... even though i'm a good 5 hour drive from home, we had sort of coordinated this with them - we knew we might run (ahem - pedal) into each other. Here they are.
A quick 5 minute chat and everyone goes their way. I still have quite some distance to go, and the weather, while better than yesterday, isn't a 100% reassuring. I can now ride down to the next town on my itinerary - Sault. I was here yesterday too actually.
There seems to be an antiques / old-fashioned-useless-items-for sale sort of market today. The atmosphere's nice, everyone's probably on vacation. Lots of people from all over Europe, including people speaking languages I don't quite know.. Flemish, Dutch, etc.
I'll go through this small town after a quick pit stop to refill my water bottle. And then I'll go easy to spare some of my energy... I'm really feeling yesterday's efforts, trust me. And on to the next village, Aurel, where I'll go up another low pass, the Collet de Reilhane (altitude 755m). A matter of only a few minutes really, before I backtrack a little to continue on the main road nearby - I have quite a long bit that's downhill... nice.
Facing Mont Ventoux again - well known because there is not a single tree at the top, making it for a moon-like sort of terrain (so it's often windy up there!)
I'm now going to cross the Toulourenc valley, a nice little - quite narrow - valley just north of Mont Ventoux (remember - the one big mountain in a wide area of southern France that's mainly flat).
I then catch a group of 10 cyclists... I speed up, just for the sake of it. The heart rate goes up, my legs hurt and frankly I don't know why I'm doing this. But the endorphins' kick helps. Once you get used to that... there are only good reasons to give it a 100% :)
I'm now going down to the next village - and that's actually how I 'cross' the next pass - I haven't had to pedal uphill at all this time, for some reason the pass isn't located at the very top of a hill!? Weird.
The next 20kms are up and down, and up and down... there's no end to this! But it's fun. And pretty around here. That's also an opportunity to go up another - no less than - 5 passes, respectively the Tray le Col (altitude 363m), the Pas du Voltigeur (altitude 328m), collet de Marin (altitude 312m), col de Ronin (altitude 374m) and the last one today, the col d'Anrès (altitude 404m).

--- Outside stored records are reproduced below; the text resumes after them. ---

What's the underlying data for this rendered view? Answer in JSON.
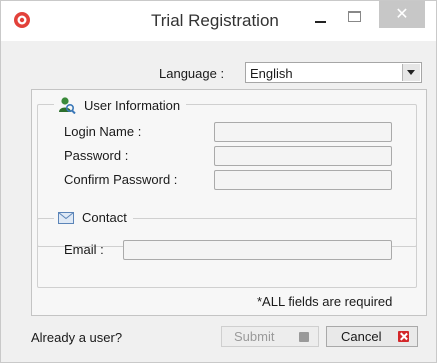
{
  "window": {
    "title": "Trial Registration",
    "app_icon": "app-logo-icon",
    "controls": {
      "minimize": "minimize-icon",
      "maximize": "maximize-icon",
      "close": "close-icon",
      "close_glyph": "✕"
    }
  },
  "language": {
    "label": "Language :",
    "selected": "English"
  },
  "user_information": {
    "legend": "User Information",
    "icon": "user-search-icon",
    "fields": [
      {
        "label": "Login Name :",
        "value": ""
      },
      {
        "label": "Password :",
        "value": ""
      },
      {
        "label": "Confirm Password :",
        "value": ""
      }
    ]
  },
  "contact": {
    "legend": "Contact",
    "icon": "envelope-icon",
    "email_label": "Email :",
    "email_value": ""
  },
  "required_note": "*ALL fields are required",
  "footer": {
    "already_user": "Already a user?",
    "submit_label": "Submit",
    "submit_enabled": false,
    "cancel_label": "Cancel"
  },
  "colors": {
    "close_button": "#c7c7c7",
    "cancel_icon": "#d3272a",
    "app_icon": "#e2413a"
  }
}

OK, given the differences in altitude, I can't say any of these are difficult at all to reach... I just take my time and enjoy the roller coaster :)
I'm now really exhausted... it feels like I've been riding my bike all week end long - oh wait, I have. Time to go home now. Lots of food and lots of water, plus some stretching should help ease the soreness.
I kept thinking about family and friends, all the way over there in Alaska, who must be about to start their own Tour de Cure ride today, given the time difference. Good luck you all! And thanks for supporting such a noble cause!